Given our quest, we four brave adventurers left to deliver a wagon- an exciting task, I know. Unfortunately, shortly after finally resolving who got to ride in the wagon and actually departing the tavern, we came across the dead horses of the mysterious man (“that tall drink of water,” according to our thief) and his companion. The two appeared to have escaped, but still: dead horses.
We soon discovered the reason as four goblins descended on us from the forest (“Wait! I brought visuals!” screamed our DM, interrupting herself to pull out a picture of a goblin she had printed from the web). We had to fight back, and as the most magically powerful of us, I was chosen to go first.
That was a mistake. I hadn’t chosen my spells yet, so I ended up attacking with a scimitar and missing. As the other players joked that I was still drunk from the tavern, they attacked with varying degrees of success. As we continued to take turns, I landed a few hits and managed to only slice my own leg open once. Finally, we were victorious- we killed all four goblins, managing to get information out of the last before he choked on his own blood and died. Then our dwarf decided he wanted to make extra-sure the final goblin was dead. He swung at it with his axe, missed, and killed the ranger.
Let me repeat that: he tried to kill an ALREADY DEAD goblin, but missed and killed his own teammate.
Or almost killed.
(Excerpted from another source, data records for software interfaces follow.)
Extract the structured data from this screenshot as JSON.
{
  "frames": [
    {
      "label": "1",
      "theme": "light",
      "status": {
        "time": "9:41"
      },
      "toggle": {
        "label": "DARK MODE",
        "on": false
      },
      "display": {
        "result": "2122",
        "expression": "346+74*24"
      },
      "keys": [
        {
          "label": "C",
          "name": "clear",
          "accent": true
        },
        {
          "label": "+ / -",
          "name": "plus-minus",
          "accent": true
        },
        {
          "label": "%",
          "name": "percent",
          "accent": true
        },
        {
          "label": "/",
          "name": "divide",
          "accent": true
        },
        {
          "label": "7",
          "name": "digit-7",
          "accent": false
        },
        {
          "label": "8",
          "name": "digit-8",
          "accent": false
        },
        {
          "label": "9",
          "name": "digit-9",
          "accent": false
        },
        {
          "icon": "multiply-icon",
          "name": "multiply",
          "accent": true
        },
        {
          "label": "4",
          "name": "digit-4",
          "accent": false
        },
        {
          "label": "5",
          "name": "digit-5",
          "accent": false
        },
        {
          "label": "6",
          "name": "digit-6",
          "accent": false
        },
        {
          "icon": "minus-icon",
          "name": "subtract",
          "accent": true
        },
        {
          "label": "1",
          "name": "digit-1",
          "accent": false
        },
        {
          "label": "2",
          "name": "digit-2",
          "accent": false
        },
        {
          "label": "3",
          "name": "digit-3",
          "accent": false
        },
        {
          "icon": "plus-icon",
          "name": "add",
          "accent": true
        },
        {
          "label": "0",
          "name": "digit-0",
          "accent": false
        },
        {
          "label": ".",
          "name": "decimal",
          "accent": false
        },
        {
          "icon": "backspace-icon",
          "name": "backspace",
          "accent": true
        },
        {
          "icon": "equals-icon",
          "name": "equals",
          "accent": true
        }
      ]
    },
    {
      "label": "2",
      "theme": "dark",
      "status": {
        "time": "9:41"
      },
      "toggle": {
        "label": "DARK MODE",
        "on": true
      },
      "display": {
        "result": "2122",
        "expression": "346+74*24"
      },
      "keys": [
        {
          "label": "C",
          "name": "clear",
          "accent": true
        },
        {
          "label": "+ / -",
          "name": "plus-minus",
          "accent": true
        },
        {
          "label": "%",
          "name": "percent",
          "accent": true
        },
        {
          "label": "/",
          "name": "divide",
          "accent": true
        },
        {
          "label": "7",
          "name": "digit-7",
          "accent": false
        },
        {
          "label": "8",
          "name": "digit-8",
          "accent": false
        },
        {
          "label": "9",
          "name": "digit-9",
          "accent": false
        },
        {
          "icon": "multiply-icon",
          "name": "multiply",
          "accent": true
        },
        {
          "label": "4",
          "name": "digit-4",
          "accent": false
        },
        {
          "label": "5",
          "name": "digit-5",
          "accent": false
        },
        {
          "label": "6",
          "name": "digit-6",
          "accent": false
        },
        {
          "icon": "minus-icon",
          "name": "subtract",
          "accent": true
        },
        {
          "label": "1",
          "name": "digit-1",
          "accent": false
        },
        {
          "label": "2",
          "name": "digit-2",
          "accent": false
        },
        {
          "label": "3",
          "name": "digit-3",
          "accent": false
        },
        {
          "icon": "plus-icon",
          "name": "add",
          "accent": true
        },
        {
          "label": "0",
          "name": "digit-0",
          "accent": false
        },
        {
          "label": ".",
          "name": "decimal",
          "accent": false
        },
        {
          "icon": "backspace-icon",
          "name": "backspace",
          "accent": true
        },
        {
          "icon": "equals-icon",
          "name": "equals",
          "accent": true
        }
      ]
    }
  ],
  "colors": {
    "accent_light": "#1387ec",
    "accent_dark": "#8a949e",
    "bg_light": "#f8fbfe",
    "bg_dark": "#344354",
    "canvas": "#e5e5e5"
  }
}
Our ranger, his Hit Points below zero, rolled the dice desperately to save himself. Finally, I stepped in and managed to stabilize him with my superior elvish knowledge of medicine. We decided to stop for the night- both in real life and in the game- before anyone else did anything stupid, harassing our dwarf the whole time.
So that was it- my first adventure. It was fun, and I’m excited to continue the quest. Am I going to go buy all the D&D merch there is and dress up as my character for Halloween? Probably not. Still, who knows- I’ve done weirder things.